China has a choice between the ‘grey rhino’ risk of rising debt or the ‘black swan’ threat of an economic slowdown
Beijing changes course on macroeconomic policy to cope with slowdown pressure amid the trade war with the United States China’s renewed easing of credit conditions on Friday is set to amplify the country’s debt problem
China to become more selective in supporting distressed banks, say Moody’s and Fitch
State support for the Chinese banks will vary as the authorities try to share some of the losses with large creditors, say analysts at Moody’s and Fitch Up to 10 per cent loss sharing by wholesale creditors of Bank of Baoshang, and Bank of Jinzhou skipping its coupon payment on dollar bonds are some examples
Germany’s Angela Merkel ‘still a strong voice for Europe’ in China
Merkel makes the case on sensitive issues in Beijing without being offensive, observer says
Hong Kong-China ‘insurance connect’ plan on hold as trade war, protests hit business environment
Sales of Hong Kong insurance policies to mainlanders have fallen as the protests have hit tourist numbers The Insurance Authority had been in talks with its mainland counterparts to establish a channel modelled on the stock connect schemes
China Daily newspaper criticised over claim Hong Kong protesters planned 9/11 terror attack
State-run newspaper’s Hong Kong edition made claim in Facebook post illustrated with photograph of attack on New York in 2001 State-run English language outlet said ‘anti-government’ fanatics had been threatening to kill people if their demands were not met
Why China went on a global media blitz over the Hong Kong protests – and why it probably won’t work
Chinese envoys around the world embarked on an unusually broad propaganda push to promote Beijing’s line on the extradition bill demonstrations But foreign audiences are unlikely to be receptive to the message, analysts say
Apple and Foxconn admit to Chinese labor law violations
Apple and its manufacturing contractor Foxconn admitted to breaking Chinese labor regulations by the excessive use of temporary staff in the world’s largest iPhone factory, according to Bloomberg. The accusation came in a report by non-profit advocacy group China Labor Watch (CLW), which also said that Apple’s Taiwanese manufacturer subjected staff to other illegal and harsh working conditions.
Apple responds to iPhone factory criticism
Apple has responded to a report by a campaign group which criticised working conditions at a factory where iPhones are made.
The Silent Cries of China’s Depressed Netizens

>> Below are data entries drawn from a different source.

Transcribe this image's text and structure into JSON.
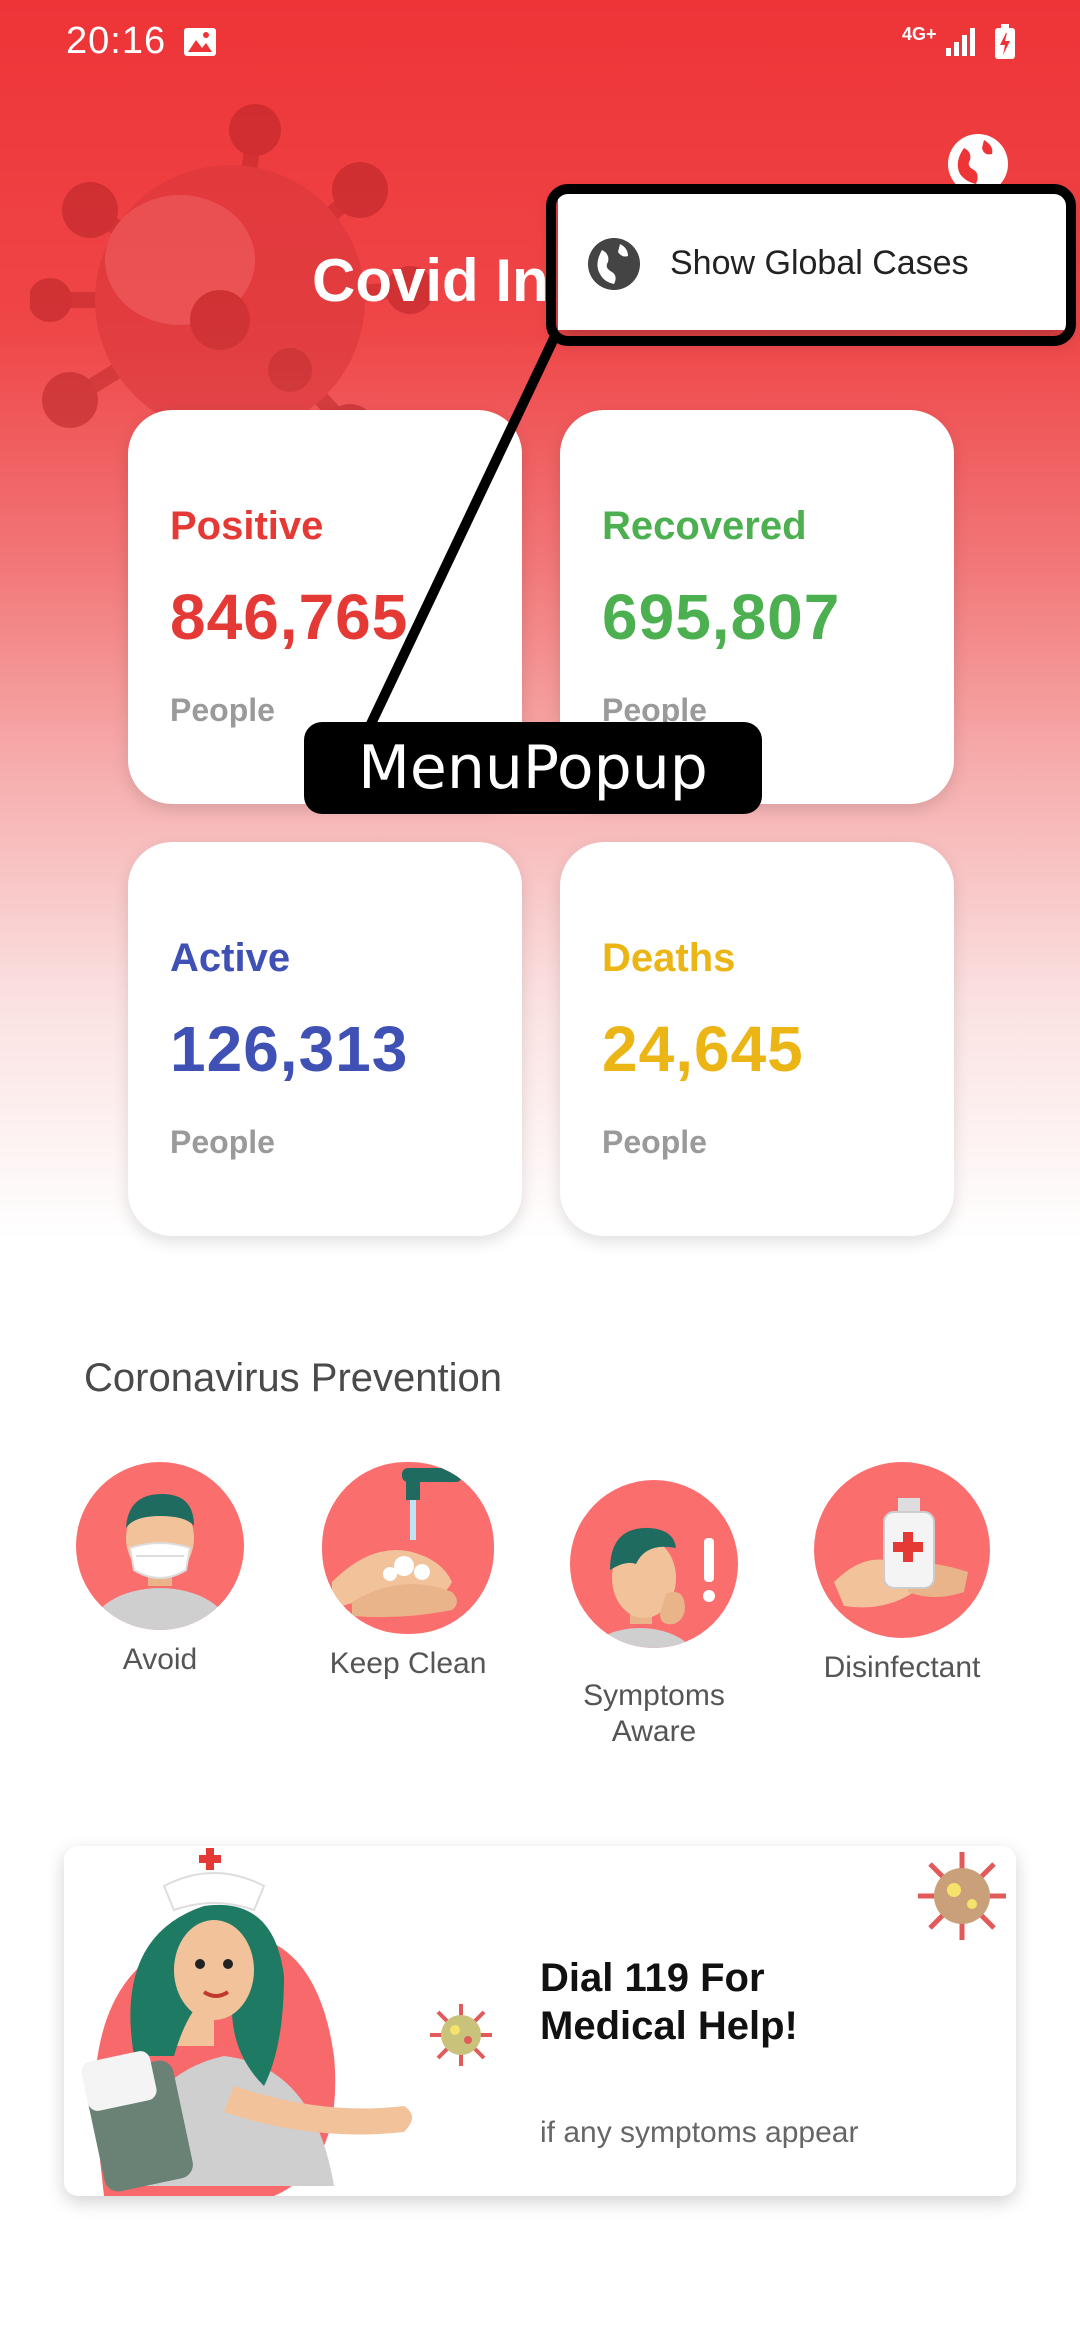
{
  "status_bar": {
    "time": "20:16",
    "network": "4G+"
  },
  "header": {
    "title": "Covid In"
  },
  "menu_popup": {
    "item_label": "Show Global Cases",
    "annotation_tag": "MenuPopup"
  },
  "stats": [
    {
      "label": "Positive",
      "value": "846,765",
      "unit": "People",
      "color": "#e53935"
    },
    {
      "label": "Recovered",
      "value": "695,807",
      "unit": "People",
      "color": "#4caf50"
    },
    {
      "label": "Active",
      "value": "126,313",
      "unit": "People",
      "color": "#3f51b5"
    },
    {
      "label": "Deaths",
      "value": "24,645",
      "unit": "People",
      "color": "#ecb516"
    }
  ],
  "prevention": {
    "title": "Coronavirus Prevention",
    "items": [
      {
        "label": "Avoid",
        "icon": "mask-person-icon"
      },
      {
        "label": "Keep Clean",
        "icon": "hand-wash-icon"
      },
      {
        "label": "Symptoms\nAware",
        "icon": "cough-person-icon"
      },
      {
        "label": "Disinfectant",
        "icon": "sanitizer-icon"
      }
    ]
  },
  "banner": {
    "title": "Dial 119 For\nMedical Help!",
    "subtitle": "if any symptoms appear"
  }
}
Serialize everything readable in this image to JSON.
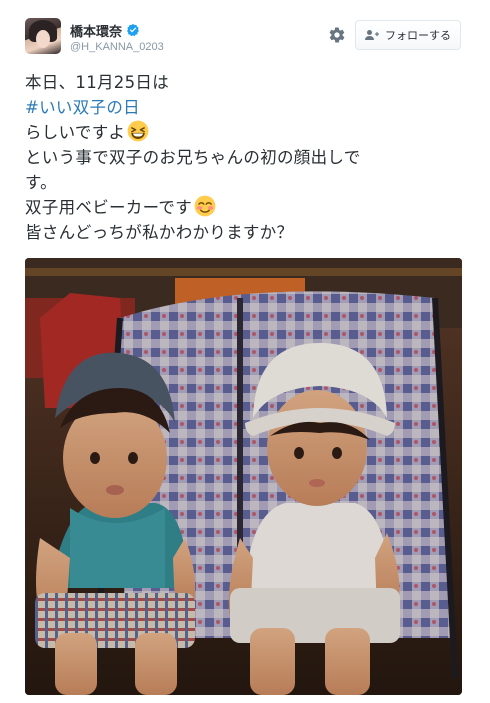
{
  "user": {
    "display_name": "橋本環奈",
    "handle": "@H_KANNA_0203",
    "verified": true
  },
  "actions": {
    "follow_label": "フォローする",
    "settings_icon": "gear-icon"
  },
  "tweet": {
    "line1": "本日、11月25日は",
    "hashtag": "#いい双子の日",
    "line3": "らしいですよ",
    "line4": "という事で双子のお兄ちゃんの初の顔出しで",
    "line5": "す。",
    "line6": "双子用ベビーカーです",
    "line7": "皆さんどっちが私かわかりますか？",
    "emoji1": "laughing-face-emoji",
    "emoji2": "smiling-blush-face-emoji"
  },
  "colors": {
    "text": "#292f33",
    "hashtag": "#2b7bb9",
    "verified": "#1da1f2",
    "muted": "#8899a6"
  }
}
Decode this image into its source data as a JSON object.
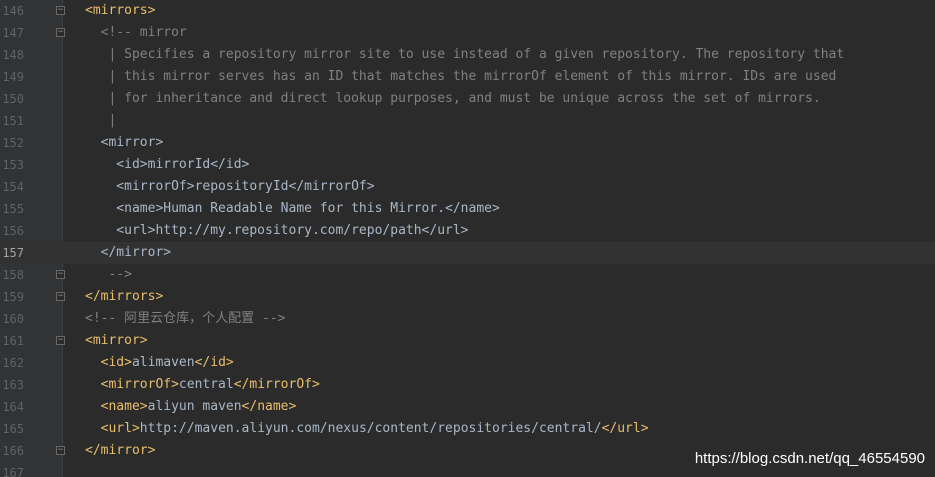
{
  "editor": {
    "lines": [
      {
        "num": "146",
        "fold": true,
        "segments": [
          {
            "t": "tag",
            "v": "<mirrors>"
          }
        ]
      },
      {
        "num": "147",
        "fold": true,
        "segments": [
          {
            "t": "comment",
            "v": "  <!-- mirror"
          }
        ]
      },
      {
        "num": "148",
        "fold": false,
        "segments": [
          {
            "t": "comment",
            "v": "   | Specifies a repository mirror site to use instead of a given repository. The repository that"
          }
        ]
      },
      {
        "num": "149",
        "fold": false,
        "segments": [
          {
            "t": "comment",
            "v": "   | this mirror serves has an ID that matches the mirrorOf element of this mirror. IDs are used"
          }
        ]
      },
      {
        "num": "150",
        "fold": false,
        "segments": [
          {
            "t": "comment",
            "v": "   | for inheritance and direct lookup purposes, and must be unique across the set of mirrors."
          }
        ]
      },
      {
        "num": "151",
        "fold": false,
        "segments": [
          {
            "t": "comment",
            "v": "   |"
          }
        ]
      },
      {
        "num": "152",
        "fold": false,
        "segments": [
          {
            "t": "dim",
            "v": "  <mirror>"
          }
        ]
      },
      {
        "num": "153",
        "fold": false,
        "segments": [
          {
            "t": "dim",
            "v": "    <id>mirrorId</id>"
          }
        ]
      },
      {
        "num": "154",
        "fold": false,
        "segments": [
          {
            "t": "dim",
            "v": "    <mirrorOf>repositoryId</mirrorOf>"
          }
        ]
      },
      {
        "num": "155",
        "fold": false,
        "segments": [
          {
            "t": "dim",
            "v": "    <name>Human Readable Name for this Mirror.</name>"
          }
        ]
      },
      {
        "num": "156",
        "fold": false,
        "segments": [
          {
            "t": "dim",
            "v": "    <url>http://my.repository.com/repo/path</url>"
          }
        ]
      },
      {
        "num": "157",
        "fold": false,
        "current": true,
        "segments": [
          {
            "t": "dim",
            "v": "  </mirror>"
          }
        ]
      },
      {
        "num": "158",
        "fold": true,
        "segments": [
          {
            "t": "comment",
            "v": "   -->"
          }
        ]
      },
      {
        "num": "159",
        "fold": true,
        "segments": [
          {
            "t": "tag",
            "v": "</mirrors>"
          }
        ]
      },
      {
        "num": "160",
        "fold": false,
        "segments": [
          {
            "t": "comment",
            "v": "<!-- 阿里云仓库，个人配置 -->"
          }
        ]
      },
      {
        "num": "161",
        "fold": true,
        "segments": [
          {
            "t": "tag",
            "v": "<mirror>"
          }
        ]
      },
      {
        "num": "162",
        "fold": false,
        "segments": [
          {
            "t": "tag",
            "v": "  <id>"
          },
          {
            "t": "text",
            "v": "alimaven"
          },
          {
            "t": "tag",
            "v": "</id>"
          }
        ]
      },
      {
        "num": "163",
        "fold": false,
        "segments": [
          {
            "t": "tag",
            "v": "  <mirrorOf>"
          },
          {
            "t": "text",
            "v": "central"
          },
          {
            "t": "tag",
            "v": "</mirrorOf>"
          }
        ]
      },
      {
        "num": "164",
        "fold": false,
        "segments": [
          {
            "t": "tag",
            "v": "  <name>"
          },
          {
            "t": "text",
            "v": "aliyun maven"
          },
          {
            "t": "tag",
            "v": "</name>"
          }
        ]
      },
      {
        "num": "165",
        "fold": false,
        "segments": [
          {
            "t": "tag",
            "v": "  <url>"
          },
          {
            "t": "text",
            "v": "http://maven.aliyun.com/nexus/content/repositories/central/"
          },
          {
            "t": "tag",
            "v": "</url>"
          }
        ]
      },
      {
        "num": "166",
        "fold": true,
        "segments": [
          {
            "t": "tag",
            "v": "</mirror>"
          }
        ]
      },
      {
        "num": "167",
        "fold": false,
        "segments": []
      }
    ]
  },
  "watermark": "https://blog.csdn.net/qq_46554590",
  "colors": {
    "background": "#2b2b2b",
    "gutter": "#313335",
    "tag": "#e8bf6a",
    "text": "#a9b7c6",
    "comment": "#808080",
    "current_line": "#323232"
  }
}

A student posted a digital suicide note. Thousands replied, shedding light on the lives of millions of Chinese living with depression.
Service Asie Pacifique
Place Sainctelette 2
Tél 02 421 85 09 – Fax 02 421 87 75
Copyright © 2019 awex, All rights reserved